Dish: Ja-Jang Noodles
Place: Red Lantern, International District, Seattle
In the bowl: Fresh, Korean wheat noodles (thick spaghetti size) with a julienne cucumber garnish
Supporting cast: A second bowl contains fermented black bean paste, beef, shrimp, squid, onions, and zucchini. And a side dish with pickled daikon slices, raw onion pieces, and plum paste.
What to do: Pour and mix the small bowl into the big bowl, but not the daikon, onions, and plum paste. While it made sense to me that daikon was a pickle on the side, I wasn’t sure what to do about the onions. Only after asking did the server explain that they are also meant to be eaten on the side, simply saying, “the plum paste takes away the sharpness of the onion.”

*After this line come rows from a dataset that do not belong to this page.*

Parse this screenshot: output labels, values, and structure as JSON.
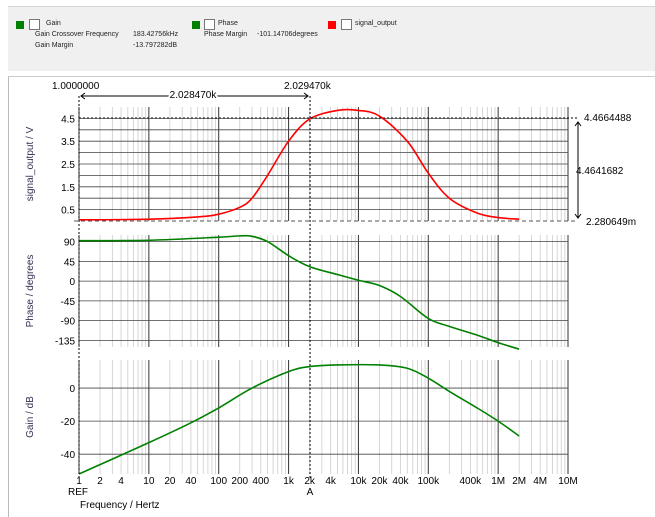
{
  "legend": {
    "gain": {
      "label": "Gain",
      "color": "#008000",
      "items": [
        {
          "name": "Gain Crossover Frequency",
          "value": "183.42756kHz"
        },
        {
          "name": "Gain Margin",
          "value": "-13.797282dB"
        }
      ]
    },
    "phase": {
      "label": "Phase",
      "color": "#008000",
      "items": [
        {
          "name": "Phase Margin",
          "value": "-101.14706degrees"
        }
      ]
    },
    "signal": {
      "label": "signal_output",
      "color": "#ff0000"
    }
  },
  "cursors": {
    "ref_value": "1.0000000",
    "a_value": "2.029470k",
    "delta": "2.028470k",
    "ref_label": "REF",
    "a_label": "A",
    "y_top": "4.4664488",
    "y_delta": "4.4641682",
    "y_bottom": "2.280649m"
  },
  "x_axis": {
    "label": "Frequency / Hertz",
    "ticks": [
      "1",
      "2",
      "4",
      "10",
      "20",
      "40",
      "100",
      "200",
      "400",
      "1k",
      "2k",
      "4k",
      "10k",
      "20k",
      "40k",
      "100k",
      "400k",
      "1M",
      "2M",
      "4M",
      "10M"
    ]
  },
  "chart_data": [
    {
      "type": "line",
      "ylabel": "signal_output / V",
      "xscale": "log",
      "ylim": [
        0,
        5
      ],
      "yticks": [
        "0.5",
        "1.5",
        "2.5",
        "3.5",
        "4.5"
      ],
      "color": "#ff0000",
      "x": [
        1,
        10,
        50,
        100,
        200,
        300,
        500,
        1000,
        2000,
        5000,
        10000,
        20000,
        50000,
        100000,
        200000,
        500000,
        1000000,
        2000000
      ],
      "y": [
        0.05,
        0.08,
        0.18,
        0.3,
        0.6,
        1.0,
        2.0,
        3.5,
        4.47,
        4.85,
        4.85,
        4.6,
        3.5,
        2.1,
        1.0,
        0.35,
        0.15,
        0.08
      ]
    },
    {
      "type": "line",
      "ylabel": "Phase / degrees",
      "xscale": "log",
      "ylim": [
        -150,
        105
      ],
      "yticks": [
        "90",
        "45",
        "0",
        "-45",
        "-90",
        "-135"
      ],
      "color": "#008000",
      "x": [
        1,
        10,
        100,
        200,
        300,
        500,
        1000,
        2000,
        5000,
        10000,
        20000,
        40000,
        100000,
        200000,
        500000,
        1000000,
        2000000
      ],
      "y": [
        92,
        93,
        100,
        103,
        102,
        90,
        58,
        33,
        15,
        2,
        -10,
        -35,
        -85,
        -103,
        -123,
        -140,
        -155
      ]
    },
    {
      "type": "line",
      "ylabel": "Gain / dB",
      "xscale": "log",
      "ylim": [
        -52,
        17
      ],
      "yticks": [
        "0",
        "-20",
        "-40"
      ],
      "color": "#008000",
      "x": [
        1,
        10,
        40,
        100,
        300,
        1000,
        2000,
        5000,
        20000,
        50000,
        100000,
        200000,
        500000,
        1000000,
        2000000
      ],
      "y": [
        -52,
        -33,
        -21,
        -12,
        0,
        10,
        13,
        14,
        14,
        12,
        6,
        -2,
        -12,
        -20,
        -29
      ]
    }
  ]
}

Noodling around: Red Lantern’s website says that the restaurant specializes in “contemporary Northern Chinese-Korean cooking with influences from neighboring Asian specialties without compromising authenticity or taste.”
This might explain why the ja-jang noodles were different than the “zha-jiang mian” (fried sauce noodles) I’m accustomed to eating. Those noodles tend to be topped by ground pork stir-fried with fermented soybean paste (the zha-jiang), with julienned cucumber atop that. The intense black color was familiar, but Red Lantern’s Korean-influenced (northern Chinese, apparently) version added seafood to beef (interesting, though I ultimately prefer pure pork) and zucchini (also interesting, but overlapped too much with the cucumber for me).
The dish has a deep, earthy taste, just as you might expect from something this dark. I did enjoy the slices of pickled daikon to provide an acidic and refreshing crunch to counter the noodle sauce, but I never got quite comfortable with the onions.
If still hungry: Perhaps try one of the tea-influenced desserts: either the black tea crème brulee cream infused with black tea and caramelized sugar or the red tea tiramisu with mascarpone cheese, red tea, and brandy (both $4.95).
Be aware/beware: I am happy to see a new restaurant in the International District, and hope others will follow suit. And while I appreciate the mission to combine the culinary traditions of China and Korea, the menu seems to be all over the map, busting borders in being pan-Asian. A little focus would help Red Lantern establish a firmer identity.
First published in Seattle Weekly’s Voracious on March 15, 2011.
(Additional thought: I’m surprised that my friends at Seattle Metropolitan included this as one of the area’s best Chinese restaurants for 2010. For example, I also tried the basil-lime shrimp, which was far from perfect–lacking in basil and in need of more lime.)